Working data:
________________________

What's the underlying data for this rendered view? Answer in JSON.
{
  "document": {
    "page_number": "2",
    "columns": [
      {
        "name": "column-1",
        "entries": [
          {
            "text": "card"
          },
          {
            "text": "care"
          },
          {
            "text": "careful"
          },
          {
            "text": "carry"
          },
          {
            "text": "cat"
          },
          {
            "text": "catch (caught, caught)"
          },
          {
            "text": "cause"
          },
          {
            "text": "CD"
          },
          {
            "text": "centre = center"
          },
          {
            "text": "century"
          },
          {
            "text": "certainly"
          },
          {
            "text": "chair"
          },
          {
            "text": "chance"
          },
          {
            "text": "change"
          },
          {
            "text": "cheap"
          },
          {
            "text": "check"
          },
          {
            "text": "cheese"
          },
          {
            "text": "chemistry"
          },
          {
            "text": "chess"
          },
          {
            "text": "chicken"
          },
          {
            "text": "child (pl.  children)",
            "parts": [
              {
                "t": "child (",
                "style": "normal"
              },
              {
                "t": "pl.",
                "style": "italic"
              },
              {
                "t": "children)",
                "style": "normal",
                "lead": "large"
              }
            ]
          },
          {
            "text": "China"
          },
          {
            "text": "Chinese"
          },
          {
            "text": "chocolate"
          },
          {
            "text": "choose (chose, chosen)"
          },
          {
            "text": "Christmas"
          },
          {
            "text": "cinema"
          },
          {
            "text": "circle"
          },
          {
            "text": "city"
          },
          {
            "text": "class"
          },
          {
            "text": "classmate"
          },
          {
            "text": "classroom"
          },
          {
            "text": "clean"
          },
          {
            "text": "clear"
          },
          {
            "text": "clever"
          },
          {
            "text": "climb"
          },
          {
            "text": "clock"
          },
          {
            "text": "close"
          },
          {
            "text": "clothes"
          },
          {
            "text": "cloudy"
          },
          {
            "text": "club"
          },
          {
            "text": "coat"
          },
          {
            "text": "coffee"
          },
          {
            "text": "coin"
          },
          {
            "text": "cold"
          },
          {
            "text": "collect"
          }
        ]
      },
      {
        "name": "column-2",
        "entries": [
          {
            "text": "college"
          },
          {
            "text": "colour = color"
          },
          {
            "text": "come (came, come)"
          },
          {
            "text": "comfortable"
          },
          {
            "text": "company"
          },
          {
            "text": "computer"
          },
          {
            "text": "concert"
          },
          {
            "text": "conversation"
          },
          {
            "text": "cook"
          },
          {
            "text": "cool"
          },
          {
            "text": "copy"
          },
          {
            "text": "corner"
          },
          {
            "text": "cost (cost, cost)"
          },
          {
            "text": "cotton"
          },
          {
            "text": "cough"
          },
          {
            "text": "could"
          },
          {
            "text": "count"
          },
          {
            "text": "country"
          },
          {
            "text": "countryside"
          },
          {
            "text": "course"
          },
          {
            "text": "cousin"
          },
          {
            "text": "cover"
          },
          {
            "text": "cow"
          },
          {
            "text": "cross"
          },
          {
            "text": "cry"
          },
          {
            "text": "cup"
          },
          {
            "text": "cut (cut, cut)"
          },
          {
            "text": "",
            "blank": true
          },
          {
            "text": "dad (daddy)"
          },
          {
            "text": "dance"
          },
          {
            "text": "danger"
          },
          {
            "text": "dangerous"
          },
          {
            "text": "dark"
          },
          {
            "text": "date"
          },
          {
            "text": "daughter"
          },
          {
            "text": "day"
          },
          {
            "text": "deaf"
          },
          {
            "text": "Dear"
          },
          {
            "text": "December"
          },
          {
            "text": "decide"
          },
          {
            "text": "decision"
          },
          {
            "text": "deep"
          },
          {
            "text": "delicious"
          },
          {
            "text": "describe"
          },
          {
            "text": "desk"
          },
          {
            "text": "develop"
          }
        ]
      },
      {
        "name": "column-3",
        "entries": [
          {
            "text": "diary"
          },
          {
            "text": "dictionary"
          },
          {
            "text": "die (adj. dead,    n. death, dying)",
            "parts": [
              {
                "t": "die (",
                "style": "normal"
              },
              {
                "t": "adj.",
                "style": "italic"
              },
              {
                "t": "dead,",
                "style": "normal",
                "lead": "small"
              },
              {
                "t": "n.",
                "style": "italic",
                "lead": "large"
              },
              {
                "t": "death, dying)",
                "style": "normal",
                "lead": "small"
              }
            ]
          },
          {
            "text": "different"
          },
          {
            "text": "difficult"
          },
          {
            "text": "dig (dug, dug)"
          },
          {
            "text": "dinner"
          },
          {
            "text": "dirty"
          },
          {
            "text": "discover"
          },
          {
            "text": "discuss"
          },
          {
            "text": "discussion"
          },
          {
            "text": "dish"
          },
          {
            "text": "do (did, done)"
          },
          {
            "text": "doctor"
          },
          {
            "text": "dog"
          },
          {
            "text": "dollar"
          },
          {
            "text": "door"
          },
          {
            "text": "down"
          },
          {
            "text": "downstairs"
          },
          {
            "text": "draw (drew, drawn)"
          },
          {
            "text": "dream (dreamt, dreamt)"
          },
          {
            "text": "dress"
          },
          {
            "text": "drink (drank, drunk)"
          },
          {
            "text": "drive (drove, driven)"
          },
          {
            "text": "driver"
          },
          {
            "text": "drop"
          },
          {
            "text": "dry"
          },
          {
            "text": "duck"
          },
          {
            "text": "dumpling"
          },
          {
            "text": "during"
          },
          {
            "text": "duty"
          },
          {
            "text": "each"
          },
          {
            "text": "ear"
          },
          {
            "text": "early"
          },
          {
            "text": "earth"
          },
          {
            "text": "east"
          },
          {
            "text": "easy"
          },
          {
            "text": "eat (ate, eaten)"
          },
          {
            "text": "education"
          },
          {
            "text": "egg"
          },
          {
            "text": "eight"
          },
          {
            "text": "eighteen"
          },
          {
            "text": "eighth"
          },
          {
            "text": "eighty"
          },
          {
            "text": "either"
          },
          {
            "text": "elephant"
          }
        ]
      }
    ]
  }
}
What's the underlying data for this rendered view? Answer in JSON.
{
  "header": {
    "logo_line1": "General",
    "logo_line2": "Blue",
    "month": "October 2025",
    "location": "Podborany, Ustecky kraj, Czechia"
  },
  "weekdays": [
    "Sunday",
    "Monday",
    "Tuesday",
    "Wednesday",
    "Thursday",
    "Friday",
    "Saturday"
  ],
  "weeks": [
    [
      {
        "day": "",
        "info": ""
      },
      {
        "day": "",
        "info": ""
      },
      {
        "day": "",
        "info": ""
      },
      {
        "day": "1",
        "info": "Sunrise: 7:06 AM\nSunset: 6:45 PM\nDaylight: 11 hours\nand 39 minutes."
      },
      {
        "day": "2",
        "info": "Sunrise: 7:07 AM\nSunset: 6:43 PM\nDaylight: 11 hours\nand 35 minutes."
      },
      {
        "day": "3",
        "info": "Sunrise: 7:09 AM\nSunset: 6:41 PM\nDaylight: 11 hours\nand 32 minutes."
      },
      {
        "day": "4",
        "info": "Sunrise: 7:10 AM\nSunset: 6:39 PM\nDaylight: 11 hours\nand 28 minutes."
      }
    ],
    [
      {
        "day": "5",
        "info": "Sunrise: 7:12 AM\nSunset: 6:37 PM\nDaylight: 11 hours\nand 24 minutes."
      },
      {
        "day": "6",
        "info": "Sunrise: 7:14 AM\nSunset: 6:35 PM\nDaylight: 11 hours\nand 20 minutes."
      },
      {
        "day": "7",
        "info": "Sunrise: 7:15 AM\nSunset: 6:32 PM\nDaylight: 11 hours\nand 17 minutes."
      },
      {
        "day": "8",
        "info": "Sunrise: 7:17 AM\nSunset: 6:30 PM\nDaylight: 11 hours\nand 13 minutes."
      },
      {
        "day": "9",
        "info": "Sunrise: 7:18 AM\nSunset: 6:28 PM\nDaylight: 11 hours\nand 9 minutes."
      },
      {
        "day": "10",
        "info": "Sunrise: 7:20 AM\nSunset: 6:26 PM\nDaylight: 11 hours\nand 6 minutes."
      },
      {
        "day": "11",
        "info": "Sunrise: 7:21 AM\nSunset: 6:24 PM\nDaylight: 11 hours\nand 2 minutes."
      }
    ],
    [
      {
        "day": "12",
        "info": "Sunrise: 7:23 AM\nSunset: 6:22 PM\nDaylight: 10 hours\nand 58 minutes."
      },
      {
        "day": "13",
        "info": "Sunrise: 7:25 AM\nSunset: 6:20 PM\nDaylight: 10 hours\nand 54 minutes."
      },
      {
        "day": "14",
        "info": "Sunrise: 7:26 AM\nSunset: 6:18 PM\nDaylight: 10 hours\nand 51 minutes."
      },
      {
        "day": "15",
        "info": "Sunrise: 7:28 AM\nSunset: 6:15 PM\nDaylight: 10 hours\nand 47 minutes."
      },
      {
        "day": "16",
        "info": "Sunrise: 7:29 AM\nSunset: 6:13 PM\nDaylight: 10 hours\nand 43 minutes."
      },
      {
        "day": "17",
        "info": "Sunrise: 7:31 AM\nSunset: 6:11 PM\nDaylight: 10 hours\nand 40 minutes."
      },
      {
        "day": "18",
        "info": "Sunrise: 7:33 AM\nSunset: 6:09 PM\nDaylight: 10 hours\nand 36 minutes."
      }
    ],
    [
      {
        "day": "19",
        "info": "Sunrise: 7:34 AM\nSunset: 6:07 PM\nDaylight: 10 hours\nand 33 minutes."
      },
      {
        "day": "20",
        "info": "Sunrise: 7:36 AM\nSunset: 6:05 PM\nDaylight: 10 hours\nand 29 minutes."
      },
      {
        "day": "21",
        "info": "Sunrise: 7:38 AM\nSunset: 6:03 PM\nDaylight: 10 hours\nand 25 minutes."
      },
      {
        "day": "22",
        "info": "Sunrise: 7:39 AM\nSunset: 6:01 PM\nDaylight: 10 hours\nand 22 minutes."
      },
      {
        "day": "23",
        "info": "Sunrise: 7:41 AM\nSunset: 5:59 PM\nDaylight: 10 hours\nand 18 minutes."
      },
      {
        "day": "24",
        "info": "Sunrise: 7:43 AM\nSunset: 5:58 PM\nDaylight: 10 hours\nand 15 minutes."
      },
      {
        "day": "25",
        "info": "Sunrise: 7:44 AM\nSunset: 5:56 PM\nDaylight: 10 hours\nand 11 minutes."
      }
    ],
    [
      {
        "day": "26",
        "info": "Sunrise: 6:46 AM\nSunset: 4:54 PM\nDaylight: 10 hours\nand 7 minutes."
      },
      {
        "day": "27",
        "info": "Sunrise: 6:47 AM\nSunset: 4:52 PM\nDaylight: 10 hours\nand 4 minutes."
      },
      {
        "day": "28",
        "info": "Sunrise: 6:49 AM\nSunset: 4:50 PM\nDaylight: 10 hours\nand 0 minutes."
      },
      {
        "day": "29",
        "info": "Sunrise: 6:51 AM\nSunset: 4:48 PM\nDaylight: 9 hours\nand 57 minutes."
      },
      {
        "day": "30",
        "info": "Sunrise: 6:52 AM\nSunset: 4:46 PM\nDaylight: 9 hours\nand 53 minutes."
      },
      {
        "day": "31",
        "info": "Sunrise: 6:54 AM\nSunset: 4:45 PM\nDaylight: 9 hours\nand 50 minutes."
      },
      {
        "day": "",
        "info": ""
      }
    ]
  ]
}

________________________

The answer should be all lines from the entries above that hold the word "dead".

            "text": "die (adj. dead,    n. death, dying)",
                "t": "dead,",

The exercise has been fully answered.